Archives for March 14, 2014
“Dudamel has stopped short of taking a political stand; Gergiev, to Western eyes, has taken the wrong one. How much condemnation do they deserve? And is it reasonable to expect them to take a stand at all? Do we have the same expectations of leading figures in other fields — athletes, actors, dancers, poets?”
Can arts organizations be both art-focused and community-focused?
AJBlog: Jumper | Published 2014-03-14
Pavarotti estate takes action to stop illicit child duet
AJBlog: Slipped Disc | Published 2014-03-13
El Sistema was founded in 1975 by Jose Antonio Abreu, a musician and economist, and it has flourished under eight different governments while aiming to keep many impoverished kids on the straight and narrow. “Ultimately, we have no idea how Dudamel, maestro Abreu and others are functioning in El Sistema. Abreu’s way of working has always been to try and influence the politics subtly from the inside. The second he takes a public stand, he can’t do that anymore.”
“What it does do is give the listener—as well as actors and directors—a snapshot of what the play sounded like when it was new. Such snapshots can serve as invaluable points of departure for the present-day performer, a benchmark against which to measure subsequent interpretative developments.”
“Hearing-damaged infants become hearing-damaged teenagers who listen to loud music that further damages their hearing, who then become hearing-damaged adults who go to events that further damage their hearing, who then have children whose hearing is damaged because their parents cannot hear.”
“If critics want to avoid irrelevance, they might relinquish their duties made redundant by the internet, and focus on reviewing film in terms that draw from their deep knowledge of film as a unique artform. Almost every review—whether in newspapers, magazines or websites—currently follows a similar blueprint: plot synopsis, recap of director’s work, brief appraisal of the acting and/or writing, cursory sentence about the camera work and/or score, and then a long dissection of the narrative and themes.”
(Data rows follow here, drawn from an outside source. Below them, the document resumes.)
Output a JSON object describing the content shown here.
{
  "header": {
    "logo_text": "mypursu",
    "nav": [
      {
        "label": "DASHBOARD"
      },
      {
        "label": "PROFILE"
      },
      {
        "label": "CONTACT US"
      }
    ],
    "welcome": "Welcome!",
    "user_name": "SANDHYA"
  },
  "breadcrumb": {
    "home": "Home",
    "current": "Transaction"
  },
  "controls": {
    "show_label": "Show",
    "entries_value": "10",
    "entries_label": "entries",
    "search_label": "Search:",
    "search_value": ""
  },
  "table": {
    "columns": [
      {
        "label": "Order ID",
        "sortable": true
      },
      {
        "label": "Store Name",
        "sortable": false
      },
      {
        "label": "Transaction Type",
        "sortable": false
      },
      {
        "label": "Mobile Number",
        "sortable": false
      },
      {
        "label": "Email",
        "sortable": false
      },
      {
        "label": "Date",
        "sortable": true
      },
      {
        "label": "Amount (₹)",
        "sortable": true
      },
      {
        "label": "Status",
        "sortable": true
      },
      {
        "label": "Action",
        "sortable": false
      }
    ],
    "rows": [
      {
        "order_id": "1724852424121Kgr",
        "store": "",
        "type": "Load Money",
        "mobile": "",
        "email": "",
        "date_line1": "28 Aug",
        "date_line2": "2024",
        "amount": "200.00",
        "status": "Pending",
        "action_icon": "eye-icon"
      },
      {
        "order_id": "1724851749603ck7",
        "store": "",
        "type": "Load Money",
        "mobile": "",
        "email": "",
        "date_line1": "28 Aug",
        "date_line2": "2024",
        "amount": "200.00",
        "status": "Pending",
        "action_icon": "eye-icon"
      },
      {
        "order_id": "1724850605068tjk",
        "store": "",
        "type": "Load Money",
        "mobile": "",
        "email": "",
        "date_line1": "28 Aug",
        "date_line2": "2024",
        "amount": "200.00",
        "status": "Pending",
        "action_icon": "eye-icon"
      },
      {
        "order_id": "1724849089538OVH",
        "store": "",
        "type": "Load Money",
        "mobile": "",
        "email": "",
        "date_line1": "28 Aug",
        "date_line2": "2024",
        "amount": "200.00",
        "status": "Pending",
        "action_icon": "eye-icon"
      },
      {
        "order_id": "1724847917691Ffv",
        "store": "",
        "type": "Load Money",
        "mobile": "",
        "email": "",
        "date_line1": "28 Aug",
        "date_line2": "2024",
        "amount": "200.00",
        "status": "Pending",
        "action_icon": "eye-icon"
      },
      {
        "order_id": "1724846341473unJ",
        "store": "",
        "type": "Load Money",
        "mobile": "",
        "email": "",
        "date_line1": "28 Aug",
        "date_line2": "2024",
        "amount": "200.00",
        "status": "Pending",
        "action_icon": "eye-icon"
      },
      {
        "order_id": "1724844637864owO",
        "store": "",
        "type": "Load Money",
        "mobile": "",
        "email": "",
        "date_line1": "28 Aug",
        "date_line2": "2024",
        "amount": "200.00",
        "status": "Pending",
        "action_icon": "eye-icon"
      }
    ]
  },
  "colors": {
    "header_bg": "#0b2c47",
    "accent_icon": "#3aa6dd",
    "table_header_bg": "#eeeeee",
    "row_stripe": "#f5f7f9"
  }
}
“Library bureaucrats aren’t books. A single author isn’t the written word. We in the book business are paid poorly for our work, so we tend to inflate the importance of our jobs to the point where any negativity aimed at us becomes an assault on the worthy cause to which we’ve fed large and juicy chunks of our lives: literature, and books, and ideas.”
“The publications administration at the [Riyadh International] book fair, one of the biggest of its kind in the Arab world, ordered the removal of all books containing [the Palestinian poet’s] work after youths from the religious police complained about the content of the books. … Darwish, who died in 2008, is considered a modern Arab literary giant.”
“When I heard pleas from several friends in the week leading up to the last episode that True Detective would ‘stick the landing,’ it wasn’t just out of a hope that the narrative would tie up in a satisfying catharsis. The statement was filled with more anxiety than that – the need for a tangible return on obsessive investment.”
David Bezmozgis: “As I was writing the book, I kept changing when the action was set, constantly pushing the date ahead by another year … I closely followed the news to see if real events had yet outpaced my inventions. I expected this to happen at any moment in Israel, … [not in] Ukraine and Crimea, places I’d believed to be locked in a dismal kleptocratic stasis.”